It's so hard to remember that. I see my children slowly unraveling due to my inability to be fully engaged like normal, and it's easy to blame myself and feel discouraged. I've had to constantly remind myself that I will heal, I will regain my strength, and I will be able to mother in full force again. Until then, my children will be okay. Yes, they will probably have an adjustment period where they must be reminded of what is really expected; and yes, it will probably take some time and serious effort to get everything under control again. But we will get through it.

I want to write all of this now, when I am weak and struggling, so I can remember clearly this important truth. And I want my girls to know it wasn't always easy. I want them to know I battled discouragement and inadequacy at times, but I got through it, and so can they. I want them to read this and know that they are enough, even when life seems to shout they are not.

I feel so blessed to be healthy most of the time and able to take care of my family. I know there are women who struggle with far bigger health issues, ones that never go away, and my heart goes out to them. I know I will heal and I will regain my strength, and I am learning to really appreciate that. I also have tremendous gratitude for the many people who have stepped in and helped our family--with dinners, child care (my three youngest children went to Wyoming for 5 days, being cared for by my sister and parents), cards, flowers, and more. The service rendered has helped significantly! I am so grateful for an abundance of wonderful people in my life!

Life is good. There is always so much to be grateful for. But when times are a little tough and I am less than I want to be, I hope I can remember I am still enough!

This is pretty much what I've looked like for a week. Yesterday Berkley fell asleep and snuggled up to me. It was heaven. I thought she would be mad at me for leaving her in Wyoming for nearly a week, but when she got home, she smothered me over and over with kisses and just kept repeating, "Mama." It was the sweetest thing ever!


Melanie B said...

love your transparency - for sure you are enough!

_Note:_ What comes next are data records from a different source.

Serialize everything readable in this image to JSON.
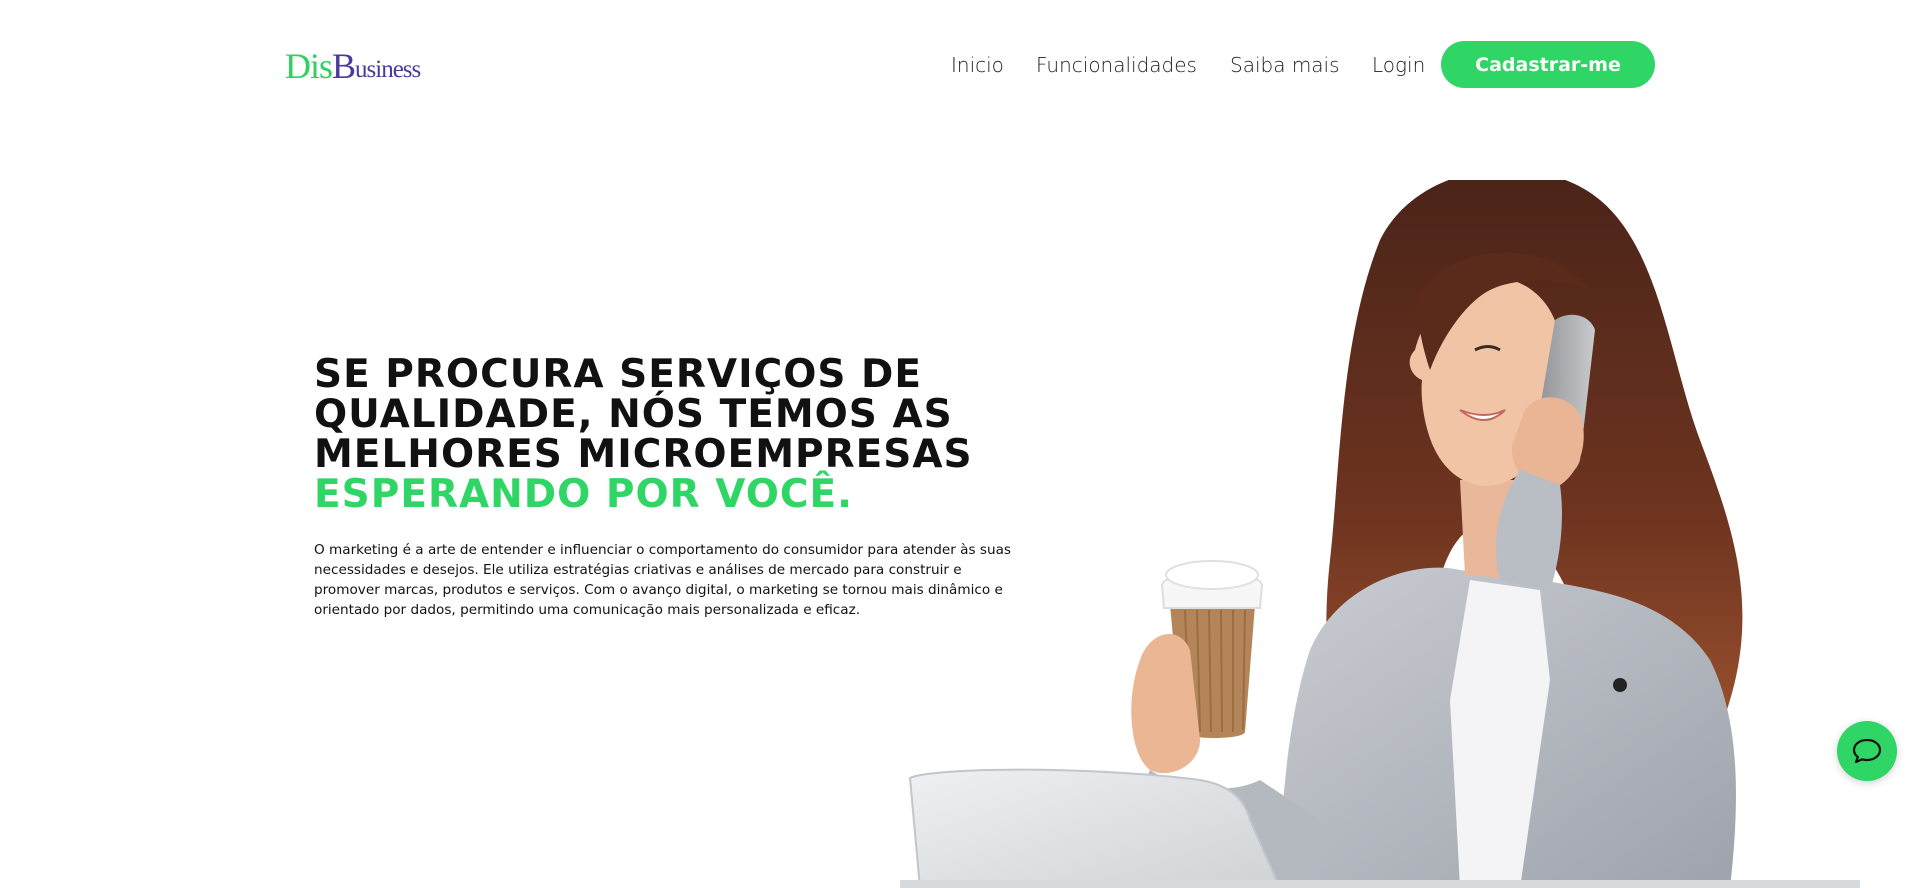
{
  "header": {
    "logo": {
      "part1": "Dis",
      "part2": "B",
      "part3": "usiness"
    },
    "nav": {
      "inicio": "Inicio",
      "funcionalidades": "Funcionalidades",
      "saiba_mais": "Saiba mais",
      "login": "Login",
      "signup_button": "Cadastrar-me"
    }
  },
  "hero": {
    "title_lines": [
      "SE PROCURA SERVIÇOS DE",
      "QUALIDADE, NÓS TEMOS AS",
      "MELHORES MICROEMPRESAS"
    ],
    "title_accent": "ESPERANDO POR VOCÊ.",
    "description": "O marketing é a arte de entender e influenciar o comportamento do consumidor para atender às suas necessidades e desejos. Ele utiliza estratégias criativas e análises de mercado para construir e promover marcas, produtos e serviços. Com o avanço digital, o marketing se tornou mais dinâmico e orientado por dados, permitindo uma comunicação mais personalizada e eficaz."
  },
  "icons": {
    "chat": "chat-bubble-icon"
  },
  "colors": {
    "accent_green": "#2fd565",
    "logo_purple": "#4b3a9c",
    "text_dark": "#111111"
  }
}
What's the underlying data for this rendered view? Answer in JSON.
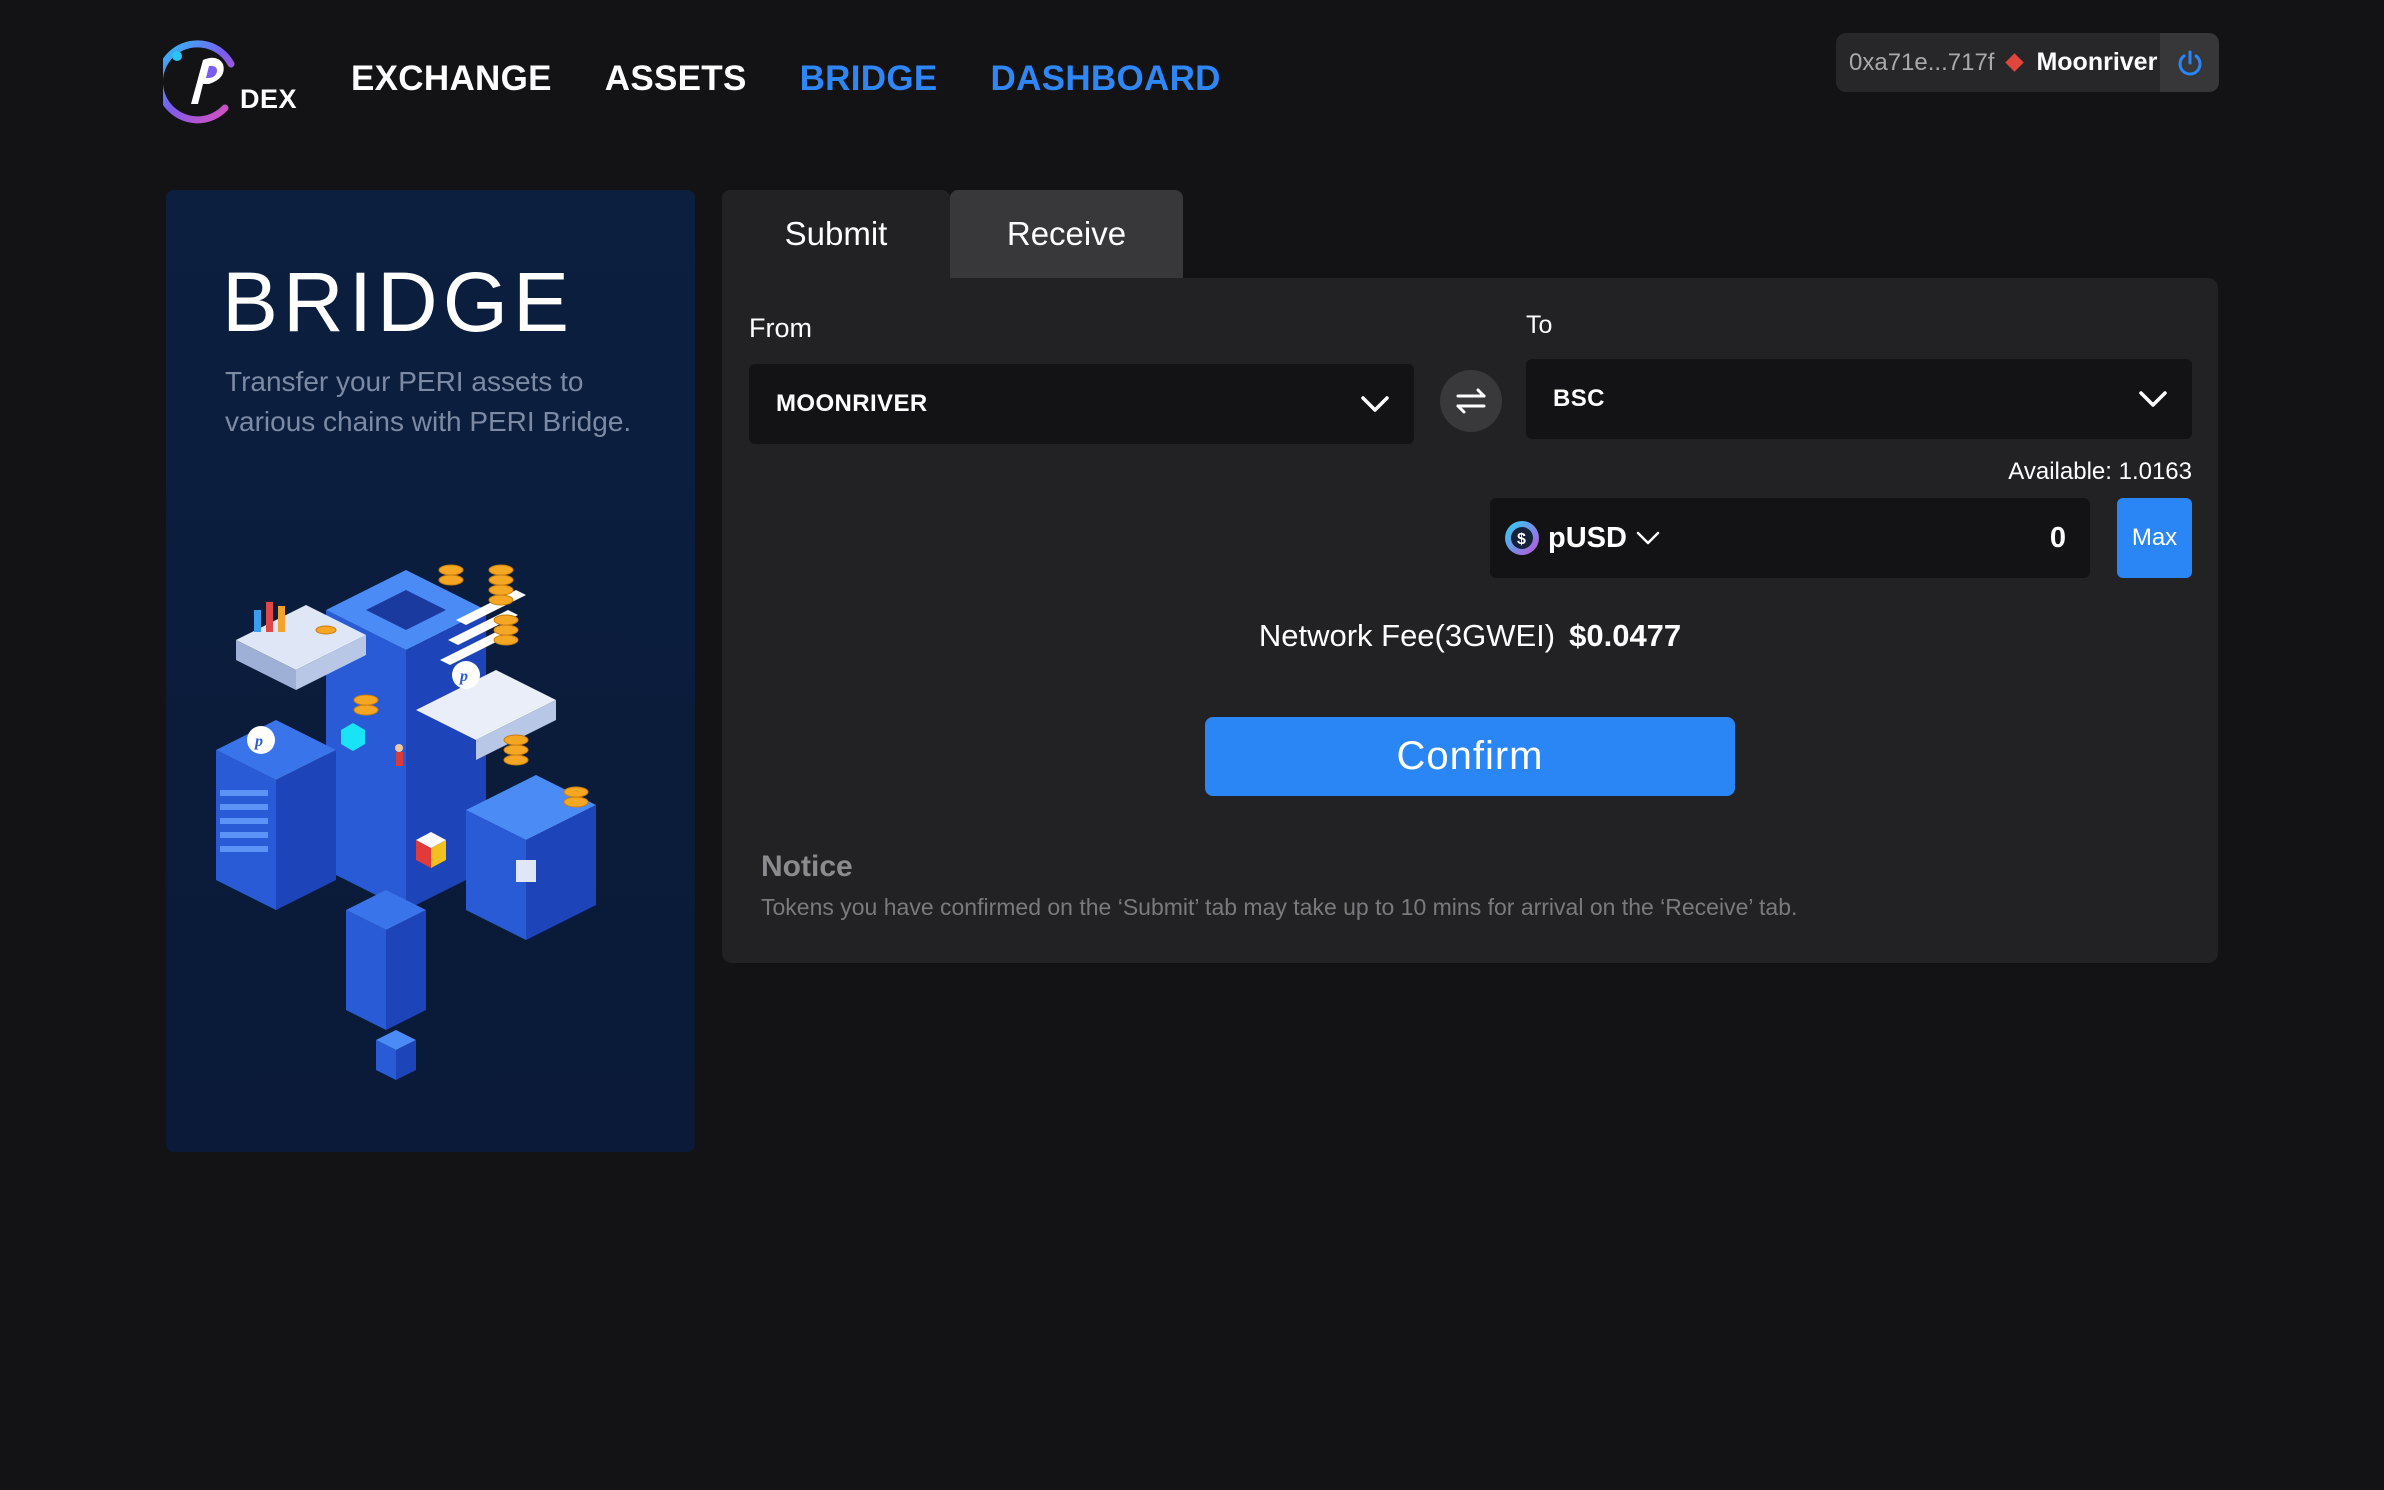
{
  "header": {
    "logo_text": "DEX",
    "nav": [
      {
        "label": "EXCHANGE"
      },
      {
        "label": "ASSETS"
      },
      {
        "label": "BRIDGE"
      },
      {
        "label": "DASHBOARD"
      }
    ],
    "wallet": {
      "address": "0xa71e...717f",
      "network": "Moonriver",
      "network_color": "#e0463e",
      "power_icon": "power-icon"
    }
  },
  "left_panel": {
    "title": "BRIDGE",
    "description": "Transfer your PERI assets to various chains with PERI Bridge."
  },
  "tabs": [
    {
      "label": "Submit"
    },
    {
      "label": "Receive"
    }
  ],
  "form": {
    "from_label": "From",
    "from_value": "MOONRIVER",
    "to_label": "To",
    "to_value": "BSC",
    "available": "Available: 1.0163",
    "token": "pUSD",
    "amount": "0",
    "max_label": "Max",
    "fee_label": "Network Fee(3GWEI)",
    "fee_value": "$0.0477",
    "confirm_label": "Confirm"
  },
  "notice": {
    "title": "Notice",
    "text": "Tokens you have confirmed on the ‘Submit’ tab may take up to 10 mins for arrival on the ‘Receive’ tab."
  },
  "colors": {
    "background": "#131315",
    "card": "#222224",
    "accent": "#2b86f5",
    "nav_active": "#2f86f5"
  }
}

I got a hold of my great grandmothers very very short journal and it was a mere paragraph about her feelings over loosing her daughter but it completely reached out to me.